Speaking of children, Educational Justice is another silent, ongoing and over time detrimental injustice in our communities. Education must be both fair and equitable. Let me be clear, I said equitable not equal. Equal is receiving the same things as everyone else, but when others do not begin from a Level Playing Field equal is never fair. This is an injustice, like many others that I have mentioned, that should have been addressed years ago. With technology now being so interwoven into the educational system, it is it is not without reason to believe that educators should be able to begin teaching American history to include the history of every race- not just Europeans. American history should begin with the Native Americans as they were here first. And, for the record, African American history does not begin with slavery. I have two small children in elementary school and they were told to be on grade level for next year to focus on reading and math.
- I propose that children are assigned reading that is age appropriate, educational and historical? It is school after all. It is the belief of many ,myself included, that what we do or do not learn in school, leads to who we do or do not become in life.
As of the end of 2019, there are just over 500,000 homeless people in America and of that vast number, at least 6,000 of them reside in the Missouri alone.
- I proposed that of the more than $81 million dollars that the county receives through HUD housing development grants that much of it is used to provide permanent shelter and programs designed to allow the homeless to once again become productive members of society. Also, funds should be designated to assist those in the lower socioeconomic communities with housing assistance and program that may aid in ensuring that they do not become one more citizen among the homeless population.
Lastly, I campaign for a senior & disability Justice. Many of the homeless that I’ve already mentioned are our own U.S. veterans and of those, many of these vets are elderly and/or suffer from disabilities both physical and mental. I personally do outreach at many senior living facilities in University City and when I talk to these residents and care providers, their top concerns are related to safety and financial exploitation.
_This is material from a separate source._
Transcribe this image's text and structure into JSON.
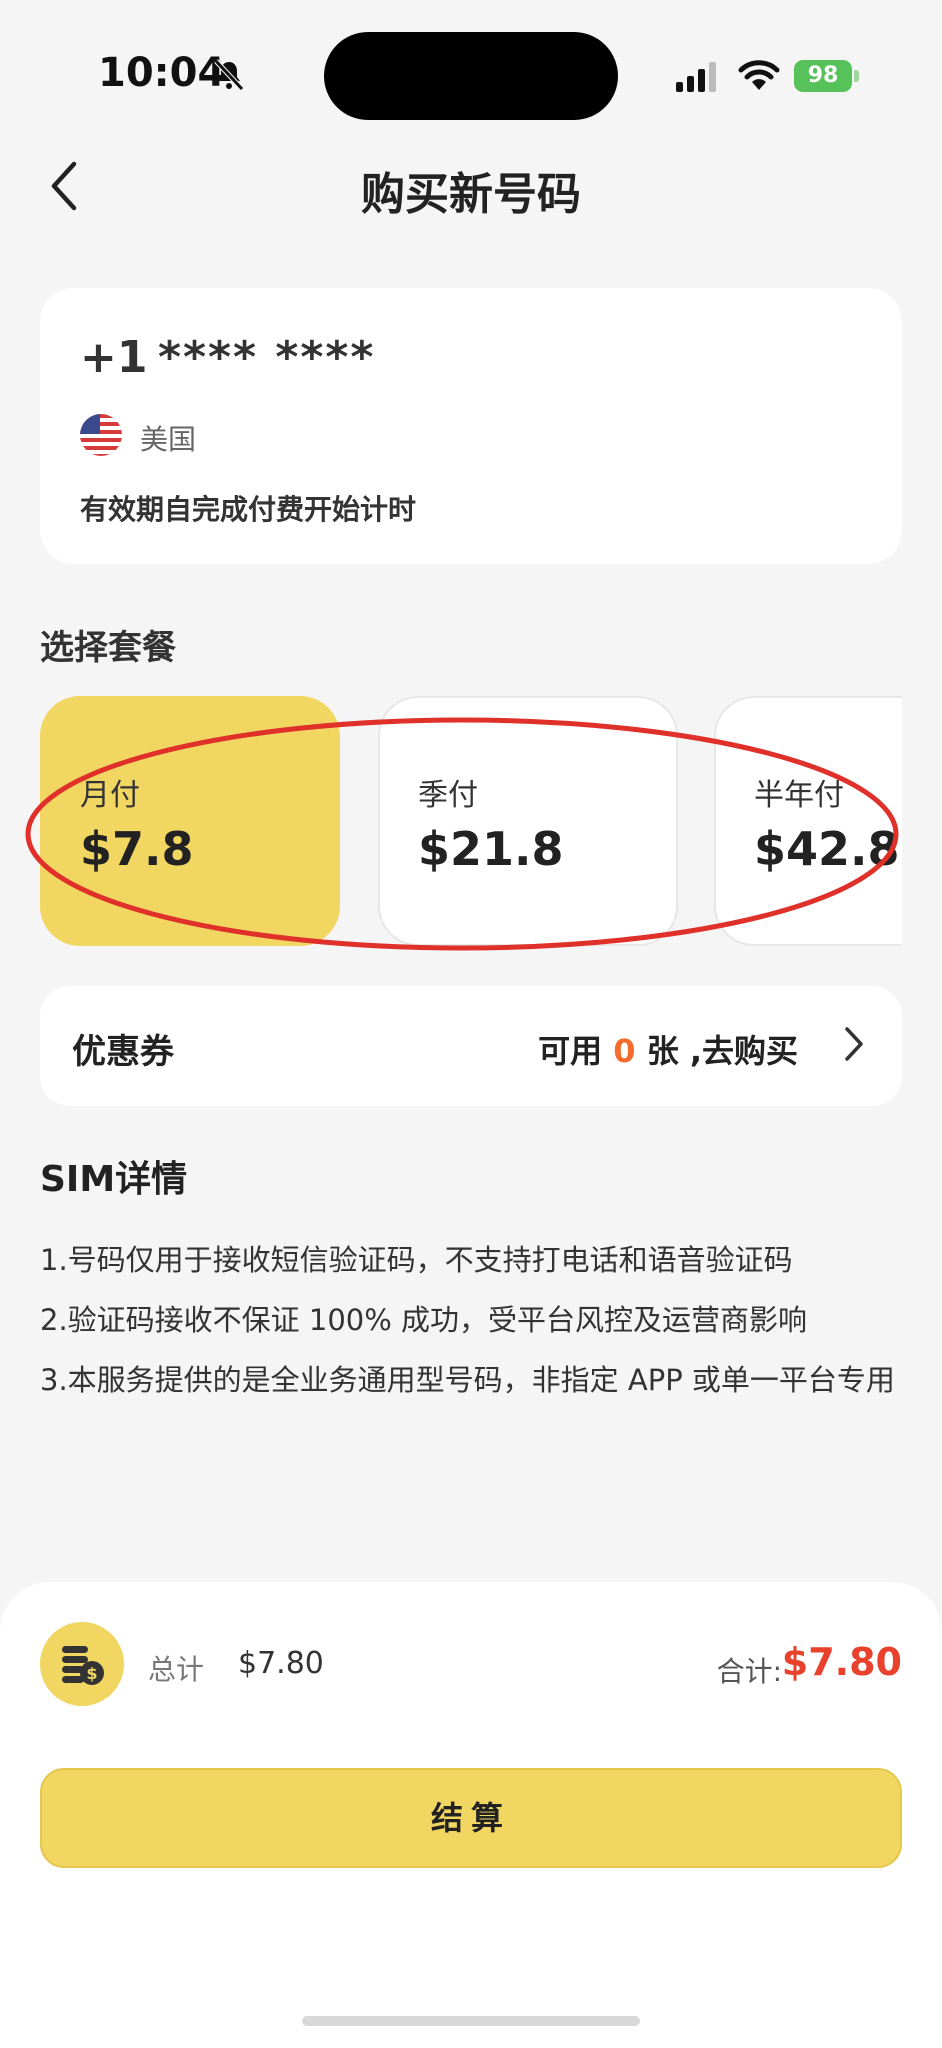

We have lost, or have come close to losing, far too many of our elderly during this pandemics. It is important that we protect and find justice for those elderly that remain and the disabled as well.
- I propose that, like living wills and power of attorney discussions, that the elderly and disabled and their families are given access to regular counseling, courses and programs to discuss the best ways to protect themselves and safeguard against exploitation and abuse. In a words of Martin Luther King, an injustice anywhere is an injustice everywhere!
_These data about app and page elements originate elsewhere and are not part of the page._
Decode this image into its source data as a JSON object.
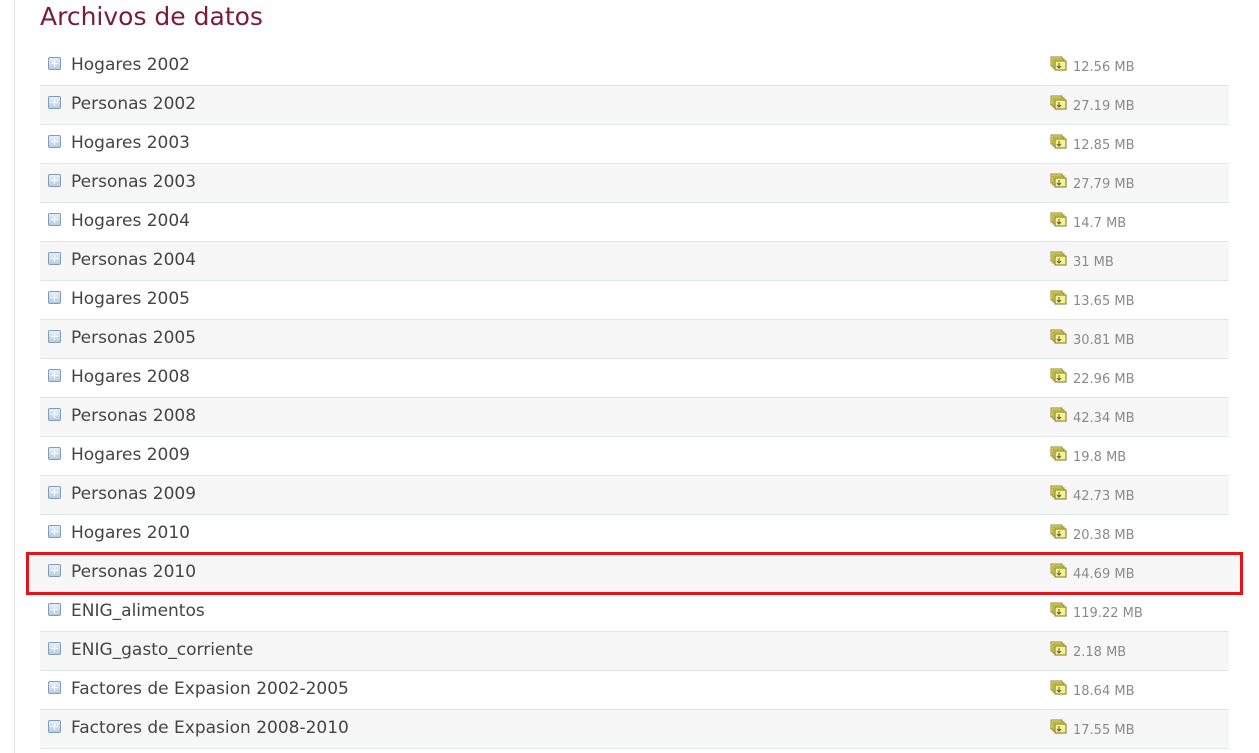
{
  "page": {
    "title": "Archivos de datos"
  },
  "colors": {
    "title": "#7a1a3c",
    "highlight_border": "#e8121a",
    "row_divider": "#dde7e7"
  },
  "files": [
    {
      "name": "Hogares 2002",
      "size": "12.56 MB",
      "icon": "expand-icon",
      "download_icon": "download-icon"
    },
    {
      "name": "Personas 2002",
      "size": "27.19 MB",
      "icon": "expand-icon",
      "download_icon": "download-icon"
    },
    {
      "name": "Hogares 2003",
      "size": "12.85 MB",
      "icon": "expand-icon",
      "download_icon": "download-icon"
    },
    {
      "name": "Personas 2003",
      "size": "27.79 MB",
      "icon": "expand-icon",
      "download_icon": "download-icon"
    },
    {
      "name": "Hogares 2004",
      "size": "14.7 MB",
      "icon": "expand-icon",
      "download_icon": "download-icon"
    },
    {
      "name": "Personas 2004",
      "size": "31 MB",
      "icon": "expand-icon",
      "download_icon": "download-icon"
    },
    {
      "name": "Hogares 2005",
      "size": "13.65 MB",
      "icon": "expand-icon",
      "download_icon": "download-icon"
    },
    {
      "name": "Personas 2005",
      "size": "30.81 MB",
      "icon": "expand-icon",
      "download_icon": "download-icon"
    },
    {
      "name": "Hogares 2008",
      "size": "22.96 MB",
      "icon": "expand-icon",
      "download_icon": "download-icon"
    },
    {
      "name": "Personas 2008",
      "size": "42.34 MB",
      "icon": "expand-icon",
      "download_icon": "download-icon"
    },
    {
      "name": "Hogares 2009",
      "size": "19.8 MB",
      "icon": "expand-icon",
      "download_icon": "download-icon"
    },
    {
      "name": "Personas 2009",
      "size": "42.73 MB",
      "icon": "expand-icon",
      "download_icon": "download-icon"
    },
    {
      "name": "Hogares 2010",
      "size": "20.38 MB",
      "icon": "expand-icon",
      "download_icon": "download-icon"
    },
    {
      "name": "Personas 2010",
      "size": "44.69 MB",
      "icon": "expand-icon",
      "download_icon": "download-icon",
      "highlighted": true
    },
    {
      "name": "ENIG_alimentos",
      "size": "119.22 MB",
      "icon": "expand-icon",
      "download_icon": "download-icon"
    },
    {
      "name": "ENIG_gasto_corriente",
      "size": "2.18 MB",
      "icon": "expand-icon",
      "download_icon": "download-icon"
    },
    {
      "name": "Factores de Expasion 2002-2005",
      "size": "18.64 MB",
      "icon": "expand-icon",
      "download_icon": "download-icon"
    },
    {
      "name": "Factores de Expasion 2008-2010",
      "size": "17.55 MB",
      "icon": "expand-icon",
      "download_icon": "download-icon"
    }
  ]
}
The fact is, I am aware that these ideas and passions are not unique to me or my platform. But what appears to be unique about me and my platform, is the sense of urgency I have about finally checking these things off the list of things to do and moving these long overdue platform points to the top of the priority list.
2 thoughts on “April 20th Democratic Town Hall Transcript”
Hello candidate Jamie Tolliver,
What are your thoughts and plans to improve the business structure in North County. As a citizen of Jennings, Mo., I get frustrated when I have to travel to St. Charles, West County, etc.. to receive appropriate services. We keep getting the Dollar Stores, convenience stores etc… in North County.
My platform pillars are education and communication and the community is the foundation. Reaching out the the residents and leaders in the varying municipalities and having real conversations about what’s needed and how it can be changed is a part of my first 100 data plan. Knowing what I’d wanted/needed ensures that communities grow and flourish and that funds are not wasted. Creating timelines and progress charts allow communities to feel like they are apart of the process and makes people excited about the changes in their areas. Thank you for reaching out. I hope I answered your question.